Insurance fraud is a major challenge in the industry. According to the FBI, “The total cost of insurance fraud (non-health insurance) is estimated to be more than $40 billion per year. That means Insurance Fraud costs the average U.S. family between $400 and $700 per year in the form of increased premiums.” Because there are more than 7,000 insurance companies that collect more than $1 trillion in premiums every year, criminals have a large, lucrative target. They can easily hide their tracks as they perpetrate schemes like premium diversion, fee churning, asset diversion or workers’ compensation fraud. One of the largest insurers in the United States uses HDP for machine-learning and predictive modeling that employs rules-based flags on streaming data to catch more fraudulent or invalid claims. As claims data flows into the system, real-time alerts help special investigation and claims analysts prioritize their investigations of claims with the highest likelihood of fraud.

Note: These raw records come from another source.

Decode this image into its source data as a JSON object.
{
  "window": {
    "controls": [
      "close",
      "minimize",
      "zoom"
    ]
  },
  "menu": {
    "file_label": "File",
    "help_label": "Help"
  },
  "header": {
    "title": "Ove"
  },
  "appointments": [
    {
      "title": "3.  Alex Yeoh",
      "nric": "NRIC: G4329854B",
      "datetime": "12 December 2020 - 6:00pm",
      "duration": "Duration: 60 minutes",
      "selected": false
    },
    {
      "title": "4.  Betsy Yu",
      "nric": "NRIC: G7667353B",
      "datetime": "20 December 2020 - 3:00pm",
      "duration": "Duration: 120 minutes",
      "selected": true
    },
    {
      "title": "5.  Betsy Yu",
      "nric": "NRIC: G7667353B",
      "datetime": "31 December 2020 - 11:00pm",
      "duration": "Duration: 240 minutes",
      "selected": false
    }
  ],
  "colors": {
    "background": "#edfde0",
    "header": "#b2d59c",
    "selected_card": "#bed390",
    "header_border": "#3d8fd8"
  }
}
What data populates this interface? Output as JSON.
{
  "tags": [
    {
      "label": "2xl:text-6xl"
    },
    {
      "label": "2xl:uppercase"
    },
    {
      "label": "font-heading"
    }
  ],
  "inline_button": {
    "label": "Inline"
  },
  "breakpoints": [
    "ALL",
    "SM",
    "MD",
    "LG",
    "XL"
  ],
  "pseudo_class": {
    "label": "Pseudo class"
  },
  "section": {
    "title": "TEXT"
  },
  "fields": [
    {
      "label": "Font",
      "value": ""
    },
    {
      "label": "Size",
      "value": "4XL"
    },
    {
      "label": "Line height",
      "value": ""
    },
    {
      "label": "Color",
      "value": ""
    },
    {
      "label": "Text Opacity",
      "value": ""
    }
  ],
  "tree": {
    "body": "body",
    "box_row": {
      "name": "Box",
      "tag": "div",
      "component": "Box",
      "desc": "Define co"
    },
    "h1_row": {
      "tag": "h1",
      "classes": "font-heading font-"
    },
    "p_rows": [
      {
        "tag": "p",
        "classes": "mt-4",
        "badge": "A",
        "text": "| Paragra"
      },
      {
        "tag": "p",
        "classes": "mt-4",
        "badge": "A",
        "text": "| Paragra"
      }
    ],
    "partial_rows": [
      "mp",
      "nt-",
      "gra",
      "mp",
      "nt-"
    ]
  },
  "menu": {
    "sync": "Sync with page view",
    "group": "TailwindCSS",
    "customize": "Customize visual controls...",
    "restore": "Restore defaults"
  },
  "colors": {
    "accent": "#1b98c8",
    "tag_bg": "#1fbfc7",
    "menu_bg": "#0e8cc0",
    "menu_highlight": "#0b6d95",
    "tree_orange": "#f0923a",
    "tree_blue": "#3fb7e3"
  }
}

Insurance companies understand risk and—as in other industries—they are moving from reactive to proactive uses of their data. Any claims adjuster has seen accidents, fires or injuries that could’ve been foreseen and maybe prevented, drawing conclusions like: “He shouldn’t have been out driving in that weather,” or “Those wires were long past their replacement age.” Now with insurance predictive analytics, insurers are capturing and sharing that insight with their customers before the losses occur. With these risk-reduction and prevention services, carriers share real-time analytics with policyholders, so they can prevent mishaps. For example, they can establish algorithms to identify emerging high-risk phenomena having to do with foul weather, disease epidemics, or equipment recalls—and provide timely alerts that help their customers protect themselves and their property. One Hortonworks customer that offers car insurance is working on real-time alerts that will notify drivers when a strong storm will affect a particular stretch of road and then also suggest less-risky alternate routes.

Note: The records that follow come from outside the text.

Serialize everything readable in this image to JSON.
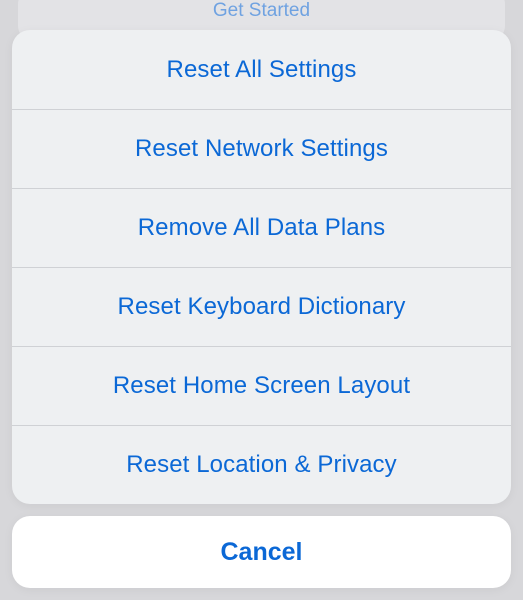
{
  "background_hint": "Get Started",
  "options": [
    {
      "label": "Reset All Settings"
    },
    {
      "label": "Reset Network Settings"
    },
    {
      "label": "Remove All Data Plans"
    },
    {
      "label": "Reset Keyboard Dictionary"
    },
    {
      "label": "Reset Home Screen Layout"
    },
    {
      "label": "Reset Location & Privacy"
    }
  ],
  "cancel_label": "Cancel"
}
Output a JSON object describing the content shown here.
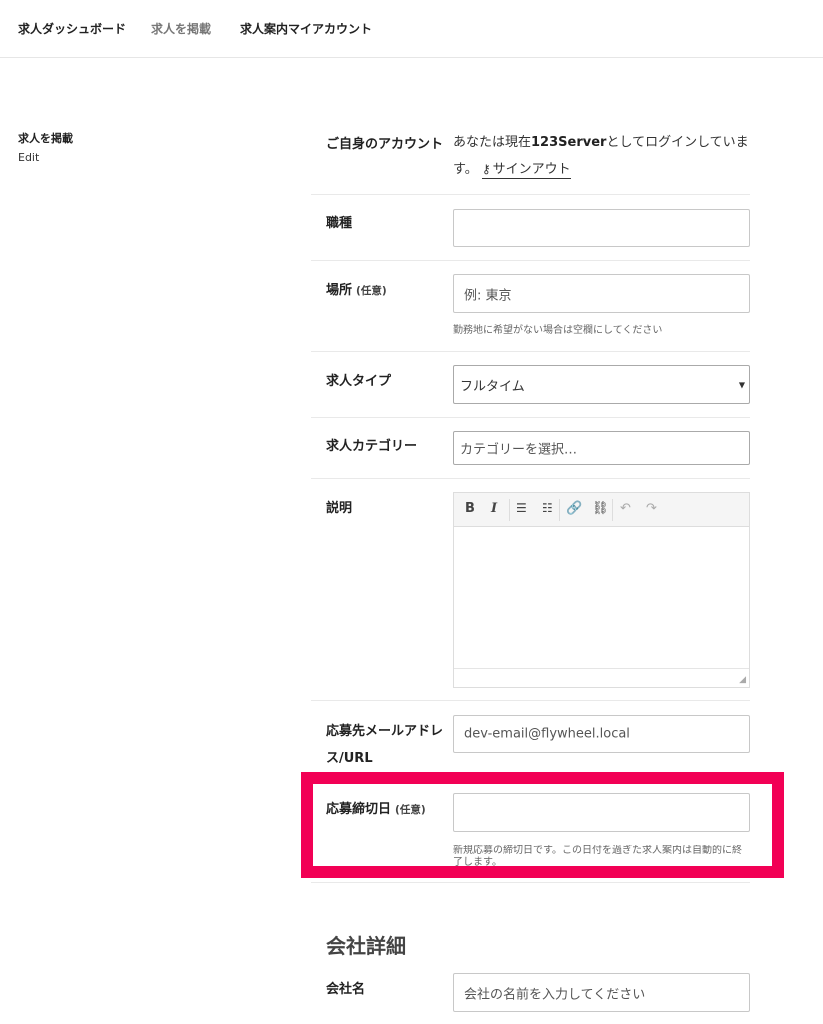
{
  "nav": {
    "dashboard": "求人ダッシュボード",
    "post": "求人を掲載",
    "account": "求人案内マイアカウント"
  },
  "sidebar": {
    "title": "求人を掲載",
    "subtitle": "Edit"
  },
  "form": {
    "account": {
      "label": "ご自身のアカウント",
      "text_prefix": "あなたは現在",
      "username": "123Server",
      "text_suffix": "としてログインしています。",
      "signout_label": "サインアウト"
    },
    "job_title": {
      "label": "職種",
      "value": ""
    },
    "location": {
      "label": "場所",
      "optional": "(任意)",
      "placeholder": "例: 東京",
      "help": "勤務地に希望がない場合は空欄にしてください"
    },
    "job_type": {
      "label": "求人タイプ",
      "selected": "フルタイム"
    },
    "job_category": {
      "label": "求人カテゴリー",
      "placeholder": "カテゴリーを選択…"
    },
    "description": {
      "label": "説明",
      "value": ""
    },
    "application": {
      "label_line1": "応募先メールアドレ",
      "label_line2": "ス/URL",
      "placeholder": "dev-email@flywheel.local"
    },
    "deadline": {
      "label": "応募締切日",
      "optional": "(任意)",
      "value": "",
      "help": "新規応募の締切日です。この日付を過ぎた求人案内は自動的に終了します。"
    }
  },
  "company": {
    "section_title": "会社詳細",
    "name": {
      "label": "会社名",
      "placeholder": "会社の名前を入力してください"
    }
  },
  "colors": {
    "highlight": "#f20055"
  }
}
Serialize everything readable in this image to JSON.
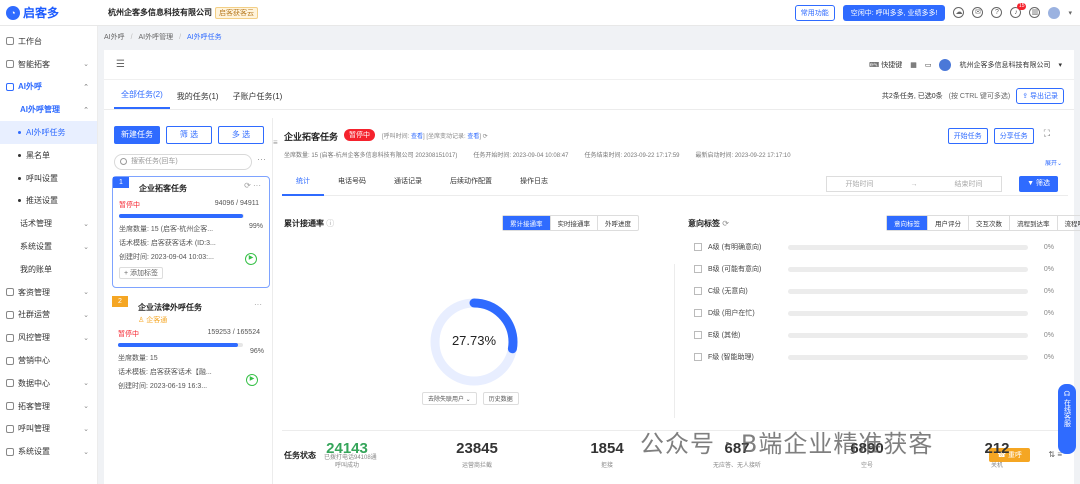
{
  "app": {
    "logo_text": "启客多",
    "company": "杭州企客多信息科技有限公司",
    "company_badge": "启客获客云"
  },
  "topbar": {
    "common_func": "常用功能",
    "promo": "空闲中: 呼叫多多, 业绩多多!",
    "notif_count": "15"
  },
  "sidebar": {
    "items": [
      {
        "label": "工作台"
      },
      {
        "label": "智能拓客"
      },
      {
        "label": "AI外呼"
      },
      {
        "label": "AI外呼管理"
      },
      {
        "label": "AI外呼任务"
      },
      {
        "label": "黑名单"
      },
      {
        "label": "呼叫设置"
      },
      {
        "label": "推送设置"
      },
      {
        "label": "话术管理"
      },
      {
        "label": "系统设置"
      },
      {
        "label": "我的账单"
      },
      {
        "label": "客资管理"
      },
      {
        "label": "社群运营"
      },
      {
        "label": "风控管理"
      },
      {
        "label": "营销中心"
      },
      {
        "label": "数据中心"
      },
      {
        "label": "拓客管理"
      },
      {
        "label": "呼叫管理"
      },
      {
        "label": "系统设置"
      }
    ]
  },
  "breadcrumb": {
    "l1": "AI外呼",
    "l2": "AI外呼管理",
    "l3": "AI外呼任务"
  },
  "panel_top": {
    "shortcut": "快捷键",
    "account": "杭州企客多信息科技有限公司"
  },
  "tabs": {
    "all": "全部任务(2)",
    "mine": "我的任务(1)",
    "sub": "子账户任务(1)",
    "summary": "共2条任务, 已选0条",
    "hint": "(按 CTRL 键可多选)",
    "export": "导出记录"
  },
  "list": {
    "new_btn": "新建任务",
    "filter_btn": "筛 选",
    "multi_btn": "多 选",
    "search_placeholder": "搜索任务(回车)"
  },
  "cards": [
    {
      "num": "1",
      "title": "企业拓客任务",
      "status": "暂停中",
      "count": "94096 / 94911",
      "progress": 99,
      "pct": "99%",
      "kv1": "坐席数量: 15 (启客-杭州企客...",
      "kv2": "话术模板: 启客获客话术 (ID:3...",
      "kv3": "创建时间: 2023-09-04 10:03:...",
      "add_tag": "+ 添加标签"
    },
    {
      "num": "2",
      "title": "企业法律外呼任务",
      "owner": "企客通",
      "status": "暂停中",
      "count": "159253 / 165524",
      "progress": 96,
      "pct": "96%",
      "kv1": "坐席数量: 15",
      "kv2": "话术模板: 启客获客话术【融...",
      "kv3": "创建时间: 2023-06-19 16:3..."
    }
  ],
  "detail": {
    "title": "企业拓客任务",
    "state": "暂停中",
    "meta1_a": "[呼叫时间: ",
    "meta1_link1": "查看",
    "meta1_b": "] [坐席变动记录: ",
    "meta1_link2": "查看",
    "meta1_c": "]",
    "start_btn": "开始任务",
    "share_btn": "分享任务",
    "seats": "坐席数量: 15 (启客-杭州企客多信息科技有限公司 202308151017)",
    "start_time": "任务开始时间: 2023-09-04 10:08:47",
    "end_time": "任务结束时间: 2023-09-22 17:17:59",
    "recent_time": "最新启动时间: 2023-09-22 17:17:10",
    "expand": "展开",
    "tabs": [
      "统计",
      "电话号码",
      "通话记录",
      "后续动作配置",
      "操作日志"
    ],
    "start_ph": "开始时间",
    "end_ph": "结束时间",
    "filter": "筛选"
  },
  "connect": {
    "title": "累计接通率",
    "seg": [
      "累计接通率",
      "实时接通率",
      "外呼进度"
    ],
    "value": "27.73%",
    "rate": 27.73,
    "sel": "去除失联用户",
    "history": "历史数据"
  },
  "intent": {
    "title": "意向标签",
    "seg": [
      "意向标签",
      "用户评分",
      "交互次数",
      "流程到达率",
      "流程听完率"
    ],
    "rows": [
      {
        "label": "A级 (有明确意向)",
        "pct": "0%"
      },
      {
        "label": "B级 (可能有意向)",
        "pct": "0%"
      },
      {
        "label": "C级 (无意向)",
        "pct": "0%"
      },
      {
        "label": "D级 (用户在忙)",
        "pct": "0%"
      },
      {
        "label": "E级 (其他)",
        "pct": "0%"
      },
      {
        "label": "F级 (智能助理)",
        "pct": "0%"
      }
    ]
  },
  "task_status": {
    "title": "任务状态",
    "sub": "已拨打电话94108通",
    "redial": "重呼",
    "stats": [
      {
        "n": "24143",
        "l": "呼叫成功"
      },
      {
        "n": "23845",
        "l": "运营商拦截"
      },
      {
        "n": "1854",
        "l": "拒接"
      },
      {
        "n": "687",
        "l": "无应答、无人接听"
      },
      {
        "n": "6890",
        "l": "空号"
      },
      {
        "n": "212",
        "l": "关机"
      }
    ]
  },
  "float": {
    "label": "在线客服"
  },
  "watermark": "公众号 · B端企业精准获客",
  "colors": {
    "accent": "#2f6bff",
    "danger": "#f5222d",
    "success": "#35a55a"
  }
}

Moral hazard describes the phenomena of one person taking more risk because someone else bares the burden of that risk. When a company offers an auto insurance policy, they face moral hazard because of information asymmetry—policyholders know more about how they actually drive than does the carrier. Drivers may drive a bit faster or watch the road a little less closely because they know that they are covered in the event of a collision. Carriers set prices to cover that moral hazard, and so the safer drivers end up subsidizing those who take more risks on the road. Usage-based insurance (UBI) has the potential to reduce information asymmetry and moral hazard by rewarding safe drivers for their good behavior. A major insurer runs its UBI products with insurance iot and telematic sensor data stored in HDP. Prior non-Hadoop processing captured only a subset of UBI data streaming from sensors in policyholders’ cars and extract-transform-load (ETL) processes delayed availability of that data until the week after capture. With HDP, the company captures and stores all driving data from customers that opt in to UBI, processes the larger dataset in half the time, and uses predictive modeling to reward those drivers for how they actually drive rather than guessing on how they might drive based only on their age, type of car, location and prior history.